History

When Frontier County was established in 1872, the land was inhabited predominantly by cattlemen who had come to the area for the rich grazing land that it offered. When it came time to name the new county, the fact that it was located in what was referred to at that time as part of the Nebraska frontier led organizers to name it as such.

Henry and Mortimer Clifford were two of the early cattlemen to live in the area and their efforts are greatly credited for the organization the county. The Clifford brothers had come to the area, married Indian women, and decided to settle along Medicine Creek where they could raise cattle. The site of the Cliffords' settlement was not too far from where the present town of Stockville is located.

Two years before the county was officially established, cattlemen came to know the W.L. McClary ranch as the place where information could be exchanged or left for those who passed back and forth through the area. This site was located near the geographic center of the county and would be the forerunner to the settlement that would become known as Stockville, the county seat.

Stockville is not only in the geographic center of the county, it also has been the center of considerable controversy over the years.

Among the towns that were settled in the county was Curtis, located along Curtis Creek to the northwest of Stockville. Curtis was the beneficiary of a railroad line that passed through the area. Because of this, it developed much more quickly than Stockville, which had no rail line. For many years the townspeople of Curtis would call for an election to relocate the county seat to their community. These calls began shortly after the turn of the century and continued up until a decade or two ago. Despite their numerous attempts, the townspeople of Curtis were never successful in their quest.

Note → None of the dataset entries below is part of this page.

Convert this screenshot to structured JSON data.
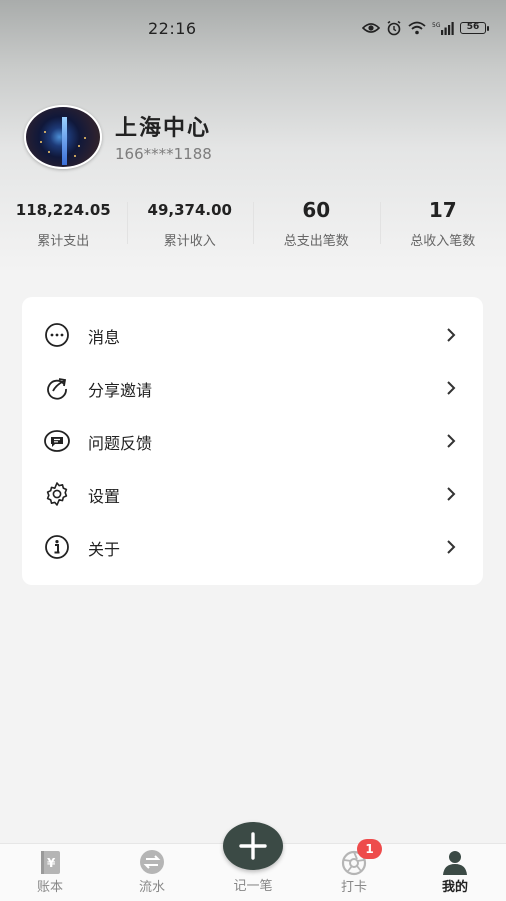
{
  "status_bar": {
    "time": "22:16",
    "battery": "56"
  },
  "profile": {
    "name": "上海中心",
    "phone": "166****1188"
  },
  "stats": [
    {
      "value": "118,224.05",
      "label": "累计支出"
    },
    {
      "value": "49,374.00",
      "label": "累计收入"
    },
    {
      "value": "60",
      "label": "总支出笔数"
    },
    {
      "value": "17",
      "label": "总收入笔数"
    }
  ],
  "menu": [
    {
      "label": "消息",
      "icon": "message-dots-icon"
    },
    {
      "label": "分享邀请",
      "icon": "share-icon"
    },
    {
      "label": "问题反馈",
      "icon": "feedback-icon"
    },
    {
      "label": "设置",
      "icon": "gear-icon"
    },
    {
      "label": "关于",
      "icon": "info-icon"
    }
  ],
  "nav": [
    {
      "label": "账本",
      "icon": "ledger-icon"
    },
    {
      "label": "流水",
      "icon": "transfer-icon"
    },
    {
      "label": "记一笔",
      "icon": "plus-icon"
    },
    {
      "label": "打卡",
      "icon": "camera-aperture-icon",
      "badge": "1"
    },
    {
      "label": "我的",
      "icon": "user-icon",
      "active": true
    }
  ],
  "colors": {
    "accent": "#3b4a45",
    "badge": "#ee4b4b"
  }
}
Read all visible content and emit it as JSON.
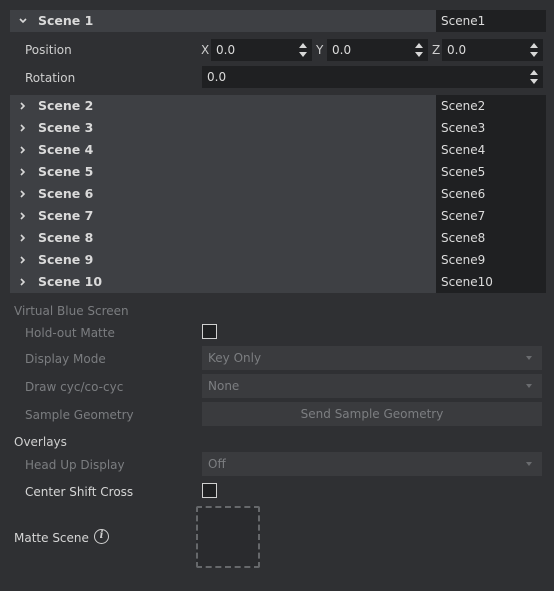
{
  "scene1": {
    "title": "Scene 1",
    "name_value": "Scene1",
    "position_label": "Position",
    "rotation_label": "Rotation",
    "axis_x": "X",
    "axis_y": "Y",
    "axis_z": "Z",
    "pos_x": "0.0",
    "pos_y": "0.0",
    "pos_z": "0.0",
    "rotation_value": "0.0"
  },
  "scenes": [
    {
      "title": "Scene 2",
      "name": "Scene2"
    },
    {
      "title": "Scene 3",
      "name": "Scene3"
    },
    {
      "title": "Scene 4",
      "name": "Scene4"
    },
    {
      "title": "Scene 5",
      "name": "Scene5"
    },
    {
      "title": "Scene 6",
      "name": "Scene6"
    },
    {
      "title": "Scene 7",
      "name": "Scene7"
    },
    {
      "title": "Scene 8",
      "name": "Scene8"
    },
    {
      "title": "Scene 9",
      "name": "Scene9"
    },
    {
      "title": "Scene 10",
      "name": "Scene10"
    }
  ],
  "virtual_blue_screen": {
    "heading": "Virtual Blue Screen",
    "holdout_label": "Hold-out Matte",
    "display_mode_label": "Display Mode",
    "display_mode_value": "Key Only",
    "draw_cyc_label": "Draw cyc/co-cyc",
    "draw_cyc_value": "None",
    "sample_geometry_label": "Sample Geometry",
    "sample_geometry_button": "Send Sample Geometry"
  },
  "overlays": {
    "heading": "Overlays",
    "hud_label": "Head Up Display",
    "hud_value": "Off",
    "center_shift_label": "Center Shift Cross"
  },
  "matte_scene": {
    "label": "Matte Scene",
    "info_glyph": "i"
  },
  "icons": {
    "expanded": "chevron-down-icon",
    "collapsed": "chevron-right-icon",
    "info": "info-icon"
  },
  "colors": {
    "panel_bg": "#2f3033",
    "scene_row_bg": "#3e4044",
    "field_bg": "#1f2022",
    "disabled_text": "#7b7d80"
  }
}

Today, the courthouse that was built in 1888 is the prominent feature of Stockville's main street.